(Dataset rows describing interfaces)

========================================

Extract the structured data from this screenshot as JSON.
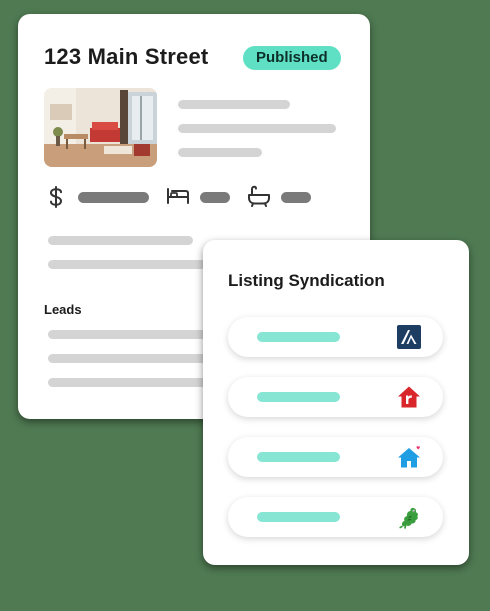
{
  "listing": {
    "title": "123 Main Street",
    "status_badge": "Published",
    "leads_heading": "Leads",
    "icons": [
      "dollar-icon",
      "bed-icon",
      "bathtub-icon"
    ]
  },
  "syndication": {
    "title": "Listing Syndication",
    "partners": [
      {
        "icon": "triangle-logo-icon",
        "color": "#1d3d63"
      },
      {
        "icon": "r-house-logo-icon",
        "color": "#d8262b"
      },
      {
        "icon": "blue-house-logo-icon",
        "color": "#1f9ee3"
      },
      {
        "icon": "green-dragon-logo-icon",
        "color": "#3a9d3e"
      }
    ]
  },
  "colors": {
    "background": "#4f7a52",
    "badge": "#5fe0c4",
    "placeholder_light": "#d4d4d4",
    "placeholder_dark": "#7a7a7a",
    "placeholder_mint": "#86e6d3"
  }
}
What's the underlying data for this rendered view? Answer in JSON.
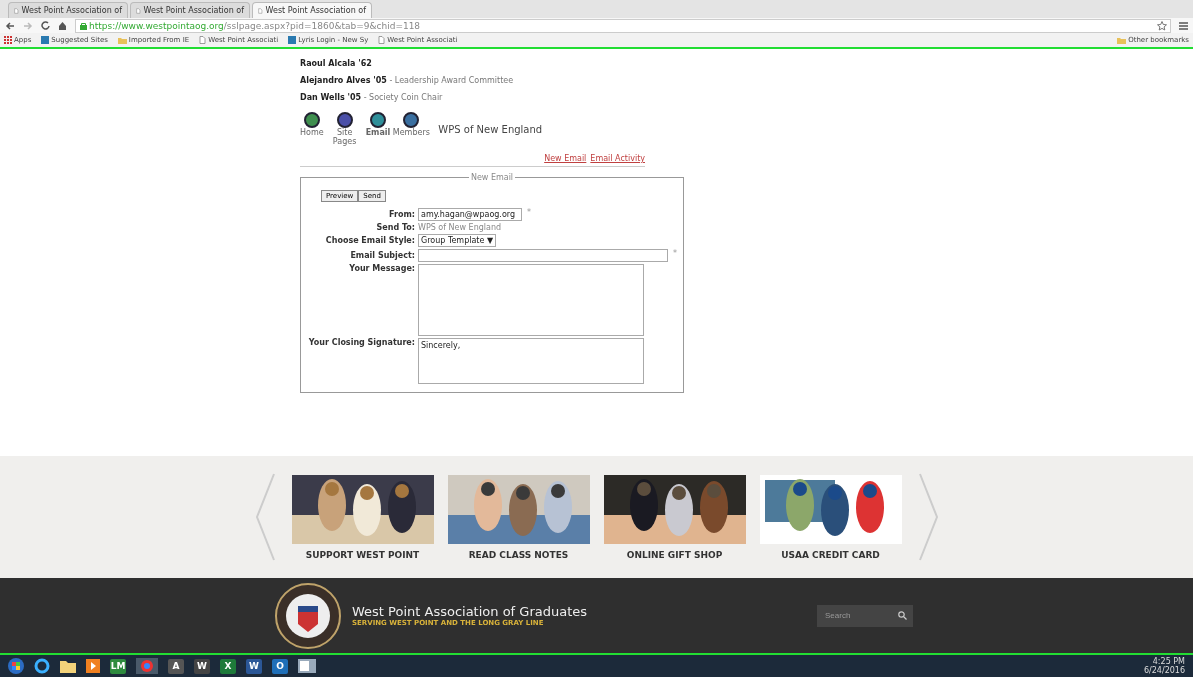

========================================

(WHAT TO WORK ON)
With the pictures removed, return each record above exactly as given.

(WRITTEN SOLUTION)
Extract the structured data from this screenshot as JSON.
{
  "listing": {
    "title": "123 Main Street",
    "status_badge": "Published",
    "leads_heading": "Leads",
    "icons": [
      "dollar-icon",
      "bed-icon",
      "bathtub-icon"
    ]
  },
  "syndication": {
    "title": "Listing Syndication",
    "partners": [
      {
        "icon": "triangle-logo-icon",
        "color": "#1d3d63"
      },
      {
        "icon": "r-house-logo-icon",
        "color": "#d8262b"
      },
      {
        "icon": "blue-house-logo-icon",
        "color": "#1f9ee3"
      },
      {
        "icon": "green-dragon-logo-icon",
        "color": "#3a9d3e"
      }
    ]
  },
  "colors": {
    "background": "#4f7a52",
    "badge": "#5fe0c4",
    "placeholder_light": "#d4d4d4",
    "placeholder_dark": "#7a7a7a",
    "placeholder_mint": "#86e6d3"
  }
}
What's the underlying data for this rendered view? Answer in JSON.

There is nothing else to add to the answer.